• Cherry Bomb (Golden State Cider) – As Marie said, “not much cherry to this bomb.”
• Honey Meadow (Finnriver Cidery) – The three of us joked that it was like walking through a spring meadow holding hands with a bear, but it was really super nice, almost grassy. We bought a couple bottles of this one for later tasting and claiming.
• Heritage (Gowans Orchards) – Super rich and yummy. It’s a new cider and wasn’t for sale yet, but all three of us complimented it highly to the company reps and indicated a desire to buy it, so maybe it will be available sometime.
• 1876 Heirloom (Gowans Orchards) – A lighter version of the Heritage. Since we couldn’t bring the Heritage home, we decided to get a bottle of this instead.
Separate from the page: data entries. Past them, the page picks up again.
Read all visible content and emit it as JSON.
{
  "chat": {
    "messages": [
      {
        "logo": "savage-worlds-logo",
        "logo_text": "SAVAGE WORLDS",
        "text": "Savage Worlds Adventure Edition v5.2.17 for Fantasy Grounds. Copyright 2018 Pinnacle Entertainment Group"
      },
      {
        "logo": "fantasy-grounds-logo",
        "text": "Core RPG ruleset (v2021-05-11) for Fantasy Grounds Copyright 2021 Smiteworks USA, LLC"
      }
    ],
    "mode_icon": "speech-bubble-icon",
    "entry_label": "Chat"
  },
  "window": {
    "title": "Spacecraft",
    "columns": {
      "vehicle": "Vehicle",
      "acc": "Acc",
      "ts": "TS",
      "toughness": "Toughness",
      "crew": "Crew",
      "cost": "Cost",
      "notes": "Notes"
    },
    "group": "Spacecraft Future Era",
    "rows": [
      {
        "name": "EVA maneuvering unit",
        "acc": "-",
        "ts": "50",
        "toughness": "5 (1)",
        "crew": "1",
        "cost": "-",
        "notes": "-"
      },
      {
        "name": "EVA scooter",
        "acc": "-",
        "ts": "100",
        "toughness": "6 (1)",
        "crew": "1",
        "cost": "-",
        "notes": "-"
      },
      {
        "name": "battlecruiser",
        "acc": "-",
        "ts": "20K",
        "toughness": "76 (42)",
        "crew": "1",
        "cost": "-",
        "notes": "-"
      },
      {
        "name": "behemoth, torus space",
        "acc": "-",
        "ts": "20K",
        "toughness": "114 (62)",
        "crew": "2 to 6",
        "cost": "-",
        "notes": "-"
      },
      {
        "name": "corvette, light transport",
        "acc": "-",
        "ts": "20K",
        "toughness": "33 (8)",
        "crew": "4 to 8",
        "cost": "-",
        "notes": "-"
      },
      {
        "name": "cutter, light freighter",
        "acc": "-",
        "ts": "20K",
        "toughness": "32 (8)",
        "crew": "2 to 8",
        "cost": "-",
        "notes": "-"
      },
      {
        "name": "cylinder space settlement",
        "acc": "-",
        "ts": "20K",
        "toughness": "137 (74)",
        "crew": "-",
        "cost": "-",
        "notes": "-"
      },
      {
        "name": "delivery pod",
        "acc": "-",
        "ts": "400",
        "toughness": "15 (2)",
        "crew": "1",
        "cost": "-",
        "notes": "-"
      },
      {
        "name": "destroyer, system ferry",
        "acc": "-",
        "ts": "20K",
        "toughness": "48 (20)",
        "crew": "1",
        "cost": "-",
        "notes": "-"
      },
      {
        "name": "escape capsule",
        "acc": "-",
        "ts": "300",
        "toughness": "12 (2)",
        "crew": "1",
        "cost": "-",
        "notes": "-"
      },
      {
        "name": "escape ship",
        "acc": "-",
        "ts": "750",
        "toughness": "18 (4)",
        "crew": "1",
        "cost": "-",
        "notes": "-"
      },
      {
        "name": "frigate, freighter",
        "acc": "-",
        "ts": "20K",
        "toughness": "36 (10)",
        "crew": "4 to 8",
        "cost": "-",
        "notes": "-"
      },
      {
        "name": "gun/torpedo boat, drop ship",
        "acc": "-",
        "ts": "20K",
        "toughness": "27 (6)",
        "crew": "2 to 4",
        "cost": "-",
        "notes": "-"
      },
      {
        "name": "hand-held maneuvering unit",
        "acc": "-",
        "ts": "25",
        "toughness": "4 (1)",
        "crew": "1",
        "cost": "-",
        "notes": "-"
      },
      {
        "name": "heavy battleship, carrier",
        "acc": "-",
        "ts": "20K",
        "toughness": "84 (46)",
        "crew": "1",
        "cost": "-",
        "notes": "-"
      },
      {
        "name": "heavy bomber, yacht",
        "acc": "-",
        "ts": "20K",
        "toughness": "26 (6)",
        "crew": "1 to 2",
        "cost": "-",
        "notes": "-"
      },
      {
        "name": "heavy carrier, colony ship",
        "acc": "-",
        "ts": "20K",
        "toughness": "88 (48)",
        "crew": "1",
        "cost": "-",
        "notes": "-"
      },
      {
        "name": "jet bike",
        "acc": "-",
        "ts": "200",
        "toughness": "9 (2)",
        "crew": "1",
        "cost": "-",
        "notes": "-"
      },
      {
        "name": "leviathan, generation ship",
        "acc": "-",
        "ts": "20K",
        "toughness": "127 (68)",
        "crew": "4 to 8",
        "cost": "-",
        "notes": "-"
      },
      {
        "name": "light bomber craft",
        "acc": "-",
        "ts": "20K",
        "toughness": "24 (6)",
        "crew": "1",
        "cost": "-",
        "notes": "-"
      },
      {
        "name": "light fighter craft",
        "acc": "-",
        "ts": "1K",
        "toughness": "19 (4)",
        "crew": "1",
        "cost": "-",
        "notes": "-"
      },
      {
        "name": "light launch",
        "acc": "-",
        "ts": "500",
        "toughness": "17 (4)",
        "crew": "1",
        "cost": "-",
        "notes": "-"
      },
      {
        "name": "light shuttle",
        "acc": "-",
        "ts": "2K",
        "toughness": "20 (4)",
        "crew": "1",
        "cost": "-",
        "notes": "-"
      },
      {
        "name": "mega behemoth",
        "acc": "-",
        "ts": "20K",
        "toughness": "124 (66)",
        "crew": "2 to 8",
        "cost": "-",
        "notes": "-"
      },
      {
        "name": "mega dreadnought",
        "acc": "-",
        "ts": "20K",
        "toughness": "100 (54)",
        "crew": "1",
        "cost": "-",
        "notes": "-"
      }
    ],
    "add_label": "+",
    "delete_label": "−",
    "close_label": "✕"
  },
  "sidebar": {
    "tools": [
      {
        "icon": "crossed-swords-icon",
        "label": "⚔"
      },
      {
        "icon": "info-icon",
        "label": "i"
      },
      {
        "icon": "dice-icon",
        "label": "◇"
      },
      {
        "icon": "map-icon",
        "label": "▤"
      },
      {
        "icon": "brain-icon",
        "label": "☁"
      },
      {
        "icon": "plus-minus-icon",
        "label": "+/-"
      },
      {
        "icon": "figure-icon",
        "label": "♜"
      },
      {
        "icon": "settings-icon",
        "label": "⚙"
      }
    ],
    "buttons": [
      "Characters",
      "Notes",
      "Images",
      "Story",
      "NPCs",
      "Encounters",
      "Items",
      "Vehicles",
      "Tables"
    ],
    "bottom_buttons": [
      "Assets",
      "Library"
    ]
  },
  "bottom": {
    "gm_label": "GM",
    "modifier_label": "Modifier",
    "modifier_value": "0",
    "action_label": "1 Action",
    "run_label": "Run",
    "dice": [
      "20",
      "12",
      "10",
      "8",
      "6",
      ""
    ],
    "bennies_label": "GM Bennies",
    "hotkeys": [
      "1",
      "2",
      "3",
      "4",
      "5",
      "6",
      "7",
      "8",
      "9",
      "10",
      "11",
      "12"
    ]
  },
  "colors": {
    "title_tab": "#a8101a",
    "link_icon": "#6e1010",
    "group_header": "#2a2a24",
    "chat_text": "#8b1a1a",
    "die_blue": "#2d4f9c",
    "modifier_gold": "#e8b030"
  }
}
Hemly Cider – A lovely perry. I only took a quick sip of Marie’s, but liked its strong pear flavor and complexity, so we bought a bottle for later enjoyment.
• Strawberry (Humboldt Cider Company) – Harsh and not particularly strawberry-tasting.
• Apricot (Indigeny Reserve) – Apple cider mixed with apricot puree. Very smooth and sweet. Maybe not one I’d drink a pint at a time of, but another that would be wonderfully refreshing in an Old Fashioned glass. I do admit that the cider flavor gets a little lost behind the apricot, but it was tasty.
• Blackberry Hard Apple Cider (Indigeny Reserve) – Absolutely lovey and brimming with blackberry flavor. We really wanted to buy a bottle of this one, but it was sold out when we were doing our purchasing.
• Strawperry (Mission Trail Cider Co.) – I had so liked their plum cider, tasted a few months ago on a trip to Upcider, but wasn’t too excited by this one. It was tart like a strawberry, but lacked a good strawberry flavor. It was their entry to the Fruit Cider Challenge, though, in which cideries pilot new brews specifically for the event, so it’s possible they just need more time to refine it.
• Cactus Red (101 Cider House) – Strongly flavored of Thai basil, a bit dry and bitter. This wasn’t a favorite.
• Dewbees (Reef Points) – All of the Reef Points offerings were way too dry and bitter for me, but the folks at the booth were so nice about offering a sampling flight of their three ciders on offer, that we went ahead and used a drink ticket to get a glass of this one. The others we sipped were Kid Neptune and Soundings. Just not my style.
• Spice Route Cider (Tieton Cider Works) – I wanted to like this one, but I found it a bit souring to the stomach.
• LumberJack (Schilling Cider) – A rhubarb perry, I found it light, tart, and refreshing. I liked it quite well.
• Apple Pie Mead (The San Francisco Mead Company) – Sweet and strong, perhaps too harsh for this late in the afternoon.
• Peach (Red Branch Cider Company) – A relatively local cidery with a tasting room, we’re planning another trip down there in the near future. So, although I got a full tasting of this one, I’m waiting to claim it on Untappd. It was one of the last ciders I had in a long day, so I didn’t feel I could judge it particularly well in this instance.